The legislation would reduce patients’ cost sharing, prevent plan and PBM clawbacks, enhance price transparency, and establish clear performance measures for pharmacies.
Several pharmacy associations have extended their praise for the introduction of a bill pursuing direct and indirect remuneration (DIR) fee reform and lowering drug costs for Medicare patients.
The Pharmacy DIR Reform to Reduce Senior Drug Costs Act was introduced by a bipartisan group of lawmakers in the US House and Senate, including Sen. Jon Tester (D-MT), Sen. Shelley Moore Capito (R-WV), Sen. Sherrod Brown (D-OH) and Sen. James Lankford (R-OK), as well as Rep. Peter Welch (D-VT), Rep. Morgan Griffith (R-VA), Rep. Buddy Carter (R-GA), Rep. Vicente Gonzalez (D-TX), Rep. Diana Harshbarger (R-TN), Rep. Abigail Spanberger (D-VA), Rep. John Rose (R-TN), and Rep. Raja Krishnamoorthi (D-IL).

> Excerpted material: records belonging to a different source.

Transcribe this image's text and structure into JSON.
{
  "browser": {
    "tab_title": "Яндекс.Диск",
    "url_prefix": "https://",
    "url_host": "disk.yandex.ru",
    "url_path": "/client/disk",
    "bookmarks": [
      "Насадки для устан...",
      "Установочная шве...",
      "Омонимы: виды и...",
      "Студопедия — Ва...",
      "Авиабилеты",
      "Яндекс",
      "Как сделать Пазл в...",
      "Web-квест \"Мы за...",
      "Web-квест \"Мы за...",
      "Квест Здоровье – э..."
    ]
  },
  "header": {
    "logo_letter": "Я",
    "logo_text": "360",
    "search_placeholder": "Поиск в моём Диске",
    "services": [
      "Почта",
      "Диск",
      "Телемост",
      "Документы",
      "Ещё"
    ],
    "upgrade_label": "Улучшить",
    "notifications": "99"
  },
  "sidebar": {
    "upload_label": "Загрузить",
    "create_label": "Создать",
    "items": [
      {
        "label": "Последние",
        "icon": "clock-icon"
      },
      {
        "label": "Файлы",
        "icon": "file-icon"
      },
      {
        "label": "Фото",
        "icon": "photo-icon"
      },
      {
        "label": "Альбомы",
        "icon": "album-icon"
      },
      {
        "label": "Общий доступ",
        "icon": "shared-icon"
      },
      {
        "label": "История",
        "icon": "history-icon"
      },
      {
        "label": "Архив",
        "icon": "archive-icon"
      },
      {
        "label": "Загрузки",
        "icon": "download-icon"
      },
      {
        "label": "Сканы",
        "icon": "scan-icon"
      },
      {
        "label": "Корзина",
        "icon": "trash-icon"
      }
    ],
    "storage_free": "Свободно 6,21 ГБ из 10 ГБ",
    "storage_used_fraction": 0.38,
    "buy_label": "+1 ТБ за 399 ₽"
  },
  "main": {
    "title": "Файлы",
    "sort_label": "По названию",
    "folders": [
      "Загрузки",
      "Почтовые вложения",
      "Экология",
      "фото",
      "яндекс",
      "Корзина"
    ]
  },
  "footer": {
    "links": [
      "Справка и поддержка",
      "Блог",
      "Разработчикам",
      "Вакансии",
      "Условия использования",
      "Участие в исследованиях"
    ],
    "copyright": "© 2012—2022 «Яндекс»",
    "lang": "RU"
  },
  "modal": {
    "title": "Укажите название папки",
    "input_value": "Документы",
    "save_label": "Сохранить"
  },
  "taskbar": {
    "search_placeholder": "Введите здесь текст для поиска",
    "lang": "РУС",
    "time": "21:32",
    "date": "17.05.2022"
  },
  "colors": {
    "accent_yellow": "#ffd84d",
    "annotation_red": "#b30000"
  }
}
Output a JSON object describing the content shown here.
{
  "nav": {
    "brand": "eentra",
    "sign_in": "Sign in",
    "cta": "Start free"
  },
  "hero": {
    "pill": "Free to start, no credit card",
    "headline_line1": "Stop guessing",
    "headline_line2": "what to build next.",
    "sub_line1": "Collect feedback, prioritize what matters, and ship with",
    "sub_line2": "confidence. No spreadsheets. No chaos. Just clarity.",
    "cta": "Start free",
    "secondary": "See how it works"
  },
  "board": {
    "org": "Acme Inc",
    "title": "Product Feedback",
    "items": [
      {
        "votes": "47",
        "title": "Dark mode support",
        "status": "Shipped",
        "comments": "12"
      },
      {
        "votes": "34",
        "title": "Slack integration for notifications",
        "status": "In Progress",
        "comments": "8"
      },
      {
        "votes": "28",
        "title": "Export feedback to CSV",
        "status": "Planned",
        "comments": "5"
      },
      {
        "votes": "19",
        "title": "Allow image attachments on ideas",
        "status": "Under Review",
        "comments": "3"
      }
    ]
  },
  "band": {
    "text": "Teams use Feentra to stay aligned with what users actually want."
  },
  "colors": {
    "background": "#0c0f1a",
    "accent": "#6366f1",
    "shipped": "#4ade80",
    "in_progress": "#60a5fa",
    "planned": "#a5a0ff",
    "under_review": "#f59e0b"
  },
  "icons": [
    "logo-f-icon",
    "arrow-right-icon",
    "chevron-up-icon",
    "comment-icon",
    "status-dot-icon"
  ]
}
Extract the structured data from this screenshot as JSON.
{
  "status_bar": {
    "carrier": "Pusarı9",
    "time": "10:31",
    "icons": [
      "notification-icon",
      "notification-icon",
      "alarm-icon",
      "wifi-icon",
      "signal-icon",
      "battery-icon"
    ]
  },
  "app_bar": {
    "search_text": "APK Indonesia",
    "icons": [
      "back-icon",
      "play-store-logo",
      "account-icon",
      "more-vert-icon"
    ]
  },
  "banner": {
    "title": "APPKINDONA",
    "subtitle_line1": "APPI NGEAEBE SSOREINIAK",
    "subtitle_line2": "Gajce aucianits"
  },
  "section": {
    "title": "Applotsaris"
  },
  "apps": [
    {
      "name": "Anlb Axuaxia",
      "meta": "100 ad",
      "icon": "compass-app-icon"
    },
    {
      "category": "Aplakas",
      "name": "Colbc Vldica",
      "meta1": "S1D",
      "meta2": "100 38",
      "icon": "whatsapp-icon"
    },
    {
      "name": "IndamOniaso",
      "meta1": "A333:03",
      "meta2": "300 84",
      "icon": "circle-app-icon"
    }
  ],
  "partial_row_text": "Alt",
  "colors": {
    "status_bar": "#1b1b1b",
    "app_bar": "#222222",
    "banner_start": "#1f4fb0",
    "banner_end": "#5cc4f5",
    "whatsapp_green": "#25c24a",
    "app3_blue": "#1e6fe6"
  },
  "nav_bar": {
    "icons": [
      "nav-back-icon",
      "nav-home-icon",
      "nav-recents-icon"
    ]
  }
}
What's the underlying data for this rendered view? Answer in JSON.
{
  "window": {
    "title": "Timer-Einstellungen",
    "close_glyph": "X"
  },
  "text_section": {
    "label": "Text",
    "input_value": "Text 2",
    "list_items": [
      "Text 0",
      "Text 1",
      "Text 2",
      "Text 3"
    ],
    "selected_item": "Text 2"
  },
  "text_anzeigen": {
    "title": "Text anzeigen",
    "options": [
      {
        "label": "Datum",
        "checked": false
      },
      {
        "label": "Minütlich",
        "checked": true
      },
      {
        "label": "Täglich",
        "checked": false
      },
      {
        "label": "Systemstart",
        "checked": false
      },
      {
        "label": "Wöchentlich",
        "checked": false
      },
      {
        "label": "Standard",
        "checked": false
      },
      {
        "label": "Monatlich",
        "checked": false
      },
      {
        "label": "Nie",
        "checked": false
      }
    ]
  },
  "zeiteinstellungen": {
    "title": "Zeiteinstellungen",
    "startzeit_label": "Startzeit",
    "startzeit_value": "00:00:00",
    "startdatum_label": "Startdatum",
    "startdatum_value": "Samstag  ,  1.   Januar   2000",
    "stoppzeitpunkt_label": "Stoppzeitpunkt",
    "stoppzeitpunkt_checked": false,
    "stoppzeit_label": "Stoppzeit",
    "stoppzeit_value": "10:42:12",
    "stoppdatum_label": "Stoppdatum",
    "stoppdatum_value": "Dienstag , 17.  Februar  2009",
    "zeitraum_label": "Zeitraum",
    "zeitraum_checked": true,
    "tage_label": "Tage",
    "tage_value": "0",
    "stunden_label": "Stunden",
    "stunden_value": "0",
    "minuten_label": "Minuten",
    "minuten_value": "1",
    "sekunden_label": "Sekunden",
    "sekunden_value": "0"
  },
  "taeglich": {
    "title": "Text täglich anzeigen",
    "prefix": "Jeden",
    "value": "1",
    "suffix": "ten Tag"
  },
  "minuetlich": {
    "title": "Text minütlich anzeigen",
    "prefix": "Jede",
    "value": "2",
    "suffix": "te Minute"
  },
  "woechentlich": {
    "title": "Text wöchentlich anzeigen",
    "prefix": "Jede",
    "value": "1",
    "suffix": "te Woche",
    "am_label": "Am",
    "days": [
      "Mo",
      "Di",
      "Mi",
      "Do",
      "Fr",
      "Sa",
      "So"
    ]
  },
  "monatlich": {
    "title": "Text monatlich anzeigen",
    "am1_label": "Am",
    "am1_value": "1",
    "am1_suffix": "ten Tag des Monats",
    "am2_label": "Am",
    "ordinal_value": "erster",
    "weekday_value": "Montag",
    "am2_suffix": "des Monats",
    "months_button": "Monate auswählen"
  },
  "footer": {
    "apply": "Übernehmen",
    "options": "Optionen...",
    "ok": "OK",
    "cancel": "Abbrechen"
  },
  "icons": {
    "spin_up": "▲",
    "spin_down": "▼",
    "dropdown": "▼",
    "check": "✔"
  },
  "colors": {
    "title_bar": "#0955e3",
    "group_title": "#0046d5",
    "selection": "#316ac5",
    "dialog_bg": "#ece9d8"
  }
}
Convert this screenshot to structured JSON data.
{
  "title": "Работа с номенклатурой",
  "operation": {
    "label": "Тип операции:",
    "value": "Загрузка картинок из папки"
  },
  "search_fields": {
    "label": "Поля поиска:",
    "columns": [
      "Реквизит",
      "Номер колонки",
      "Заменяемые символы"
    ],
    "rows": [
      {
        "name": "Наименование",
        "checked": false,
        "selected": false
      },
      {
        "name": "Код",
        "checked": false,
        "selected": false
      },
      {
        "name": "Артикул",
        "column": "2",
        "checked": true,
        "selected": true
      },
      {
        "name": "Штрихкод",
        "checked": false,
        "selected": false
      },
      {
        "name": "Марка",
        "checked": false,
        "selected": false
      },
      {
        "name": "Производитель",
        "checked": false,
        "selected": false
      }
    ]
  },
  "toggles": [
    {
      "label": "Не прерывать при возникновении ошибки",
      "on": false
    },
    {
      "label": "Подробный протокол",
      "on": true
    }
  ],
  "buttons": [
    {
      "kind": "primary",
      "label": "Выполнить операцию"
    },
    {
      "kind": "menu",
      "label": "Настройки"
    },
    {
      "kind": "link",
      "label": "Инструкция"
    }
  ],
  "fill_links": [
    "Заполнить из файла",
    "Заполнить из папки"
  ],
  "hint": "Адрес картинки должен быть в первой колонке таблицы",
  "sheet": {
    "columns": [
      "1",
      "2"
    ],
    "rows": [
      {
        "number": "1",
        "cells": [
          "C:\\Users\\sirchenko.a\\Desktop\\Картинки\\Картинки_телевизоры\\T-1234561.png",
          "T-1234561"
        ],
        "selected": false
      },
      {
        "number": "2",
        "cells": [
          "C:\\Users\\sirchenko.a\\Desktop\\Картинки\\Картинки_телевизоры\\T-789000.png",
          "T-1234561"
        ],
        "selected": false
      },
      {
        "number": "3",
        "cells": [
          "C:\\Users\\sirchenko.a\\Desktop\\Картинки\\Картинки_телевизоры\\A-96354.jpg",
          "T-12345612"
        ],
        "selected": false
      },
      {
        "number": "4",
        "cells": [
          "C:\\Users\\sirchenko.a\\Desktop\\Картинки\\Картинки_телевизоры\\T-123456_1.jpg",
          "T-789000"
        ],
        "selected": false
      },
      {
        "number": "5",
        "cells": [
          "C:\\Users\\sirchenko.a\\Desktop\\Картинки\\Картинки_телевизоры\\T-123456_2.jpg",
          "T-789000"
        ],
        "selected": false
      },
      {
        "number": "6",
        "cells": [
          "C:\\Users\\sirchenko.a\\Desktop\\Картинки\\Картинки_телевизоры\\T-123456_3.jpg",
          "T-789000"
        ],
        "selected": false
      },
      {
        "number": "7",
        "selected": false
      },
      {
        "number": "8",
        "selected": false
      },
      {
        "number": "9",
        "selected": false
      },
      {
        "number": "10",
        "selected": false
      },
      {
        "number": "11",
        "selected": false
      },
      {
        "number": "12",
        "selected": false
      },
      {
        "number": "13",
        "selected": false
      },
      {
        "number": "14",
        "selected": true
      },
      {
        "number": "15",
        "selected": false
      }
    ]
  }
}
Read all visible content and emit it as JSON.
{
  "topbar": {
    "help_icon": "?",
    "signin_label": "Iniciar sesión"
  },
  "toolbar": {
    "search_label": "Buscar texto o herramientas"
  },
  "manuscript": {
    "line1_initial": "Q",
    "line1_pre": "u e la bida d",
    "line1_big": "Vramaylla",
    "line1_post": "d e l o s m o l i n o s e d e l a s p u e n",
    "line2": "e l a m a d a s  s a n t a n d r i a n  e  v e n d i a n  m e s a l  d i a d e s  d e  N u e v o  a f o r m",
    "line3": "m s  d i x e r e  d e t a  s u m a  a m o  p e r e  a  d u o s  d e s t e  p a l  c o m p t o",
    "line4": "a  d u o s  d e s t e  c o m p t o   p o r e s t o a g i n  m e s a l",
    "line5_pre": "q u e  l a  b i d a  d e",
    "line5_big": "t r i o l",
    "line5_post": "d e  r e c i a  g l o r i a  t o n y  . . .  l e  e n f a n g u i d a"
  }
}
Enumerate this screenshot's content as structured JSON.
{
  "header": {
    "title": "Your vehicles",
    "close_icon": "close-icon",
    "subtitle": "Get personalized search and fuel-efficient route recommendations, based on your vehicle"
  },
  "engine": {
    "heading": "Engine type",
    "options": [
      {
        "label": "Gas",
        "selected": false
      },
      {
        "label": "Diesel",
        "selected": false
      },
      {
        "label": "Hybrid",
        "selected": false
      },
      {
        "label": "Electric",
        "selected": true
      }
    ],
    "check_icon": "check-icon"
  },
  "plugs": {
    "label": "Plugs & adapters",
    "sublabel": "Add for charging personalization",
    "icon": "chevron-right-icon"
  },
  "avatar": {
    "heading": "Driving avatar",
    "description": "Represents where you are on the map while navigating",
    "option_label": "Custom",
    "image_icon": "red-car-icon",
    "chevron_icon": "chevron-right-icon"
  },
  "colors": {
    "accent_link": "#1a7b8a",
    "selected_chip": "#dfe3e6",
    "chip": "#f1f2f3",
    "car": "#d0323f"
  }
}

“DIR fees are exerting unnecessary and devastating pressures on patients, on pharmacies, and on communities – particularly the most vulnerable and the underserved. We welcome the introduction of the Pharmacy DIR Reform to Reduce Senior Drug Costs Act, and we urge its passage this year,” the associations said in a group statement.
Among the supporting cohorts were the National Community Pharmacists Association (NCPA), the National Association of Chain Drug Stores (NACDS), the National Association of Specialty Pharmacy (NASP), the American Pharmacists Association (APhA), The Food Industry Association (FMI), the National Grocers Association (NGA), the National Alliance of State Pharmacy Associations (NASPA), and the American Society of Consultant Pharmacists (ASCP).
According to the NCPA statement, DIR fees unravel the viability of pharmacies while also inflating out-of-pocket prescription drug costs for Medicare patients. And DIR fees have been increasing over the last few years. NCPA asserted that DIR fees charged to pharmacies have ballooned from $229 million in 2013 to approximately $9.1 billion in 2019, according to a 2020 Drug Channels report.
Although the Centers for Medicare & Medicaid Services (CMS) have argued that the increase in DIR fees is due to pharmacy performance assessments, NCPA pointed to the fact that the assessments are “often arbitrary, based on the drugs the pharmacy dispenses and manages.”
Snowballing drug costs can have serious consequences on the health care system overall, such as diminished medication adherence, which can result in worse outcomes in patients who may need more expensive treatments later – all of which could have been avoided with a more deliberate approach and transparent system that works to the benefit of the pharmacy and the patient.
“This pivotal legislation seeks to reduce patients’ cost-sharing, prevent plans and pharmacy benefit managers (PBMs) from clawing back fees from pharmacies, enhance price transparency, and establish consistent pharmacy performance measures that foster quality care and that enhance the viability and predictability of pharmacy operations,” the statement said.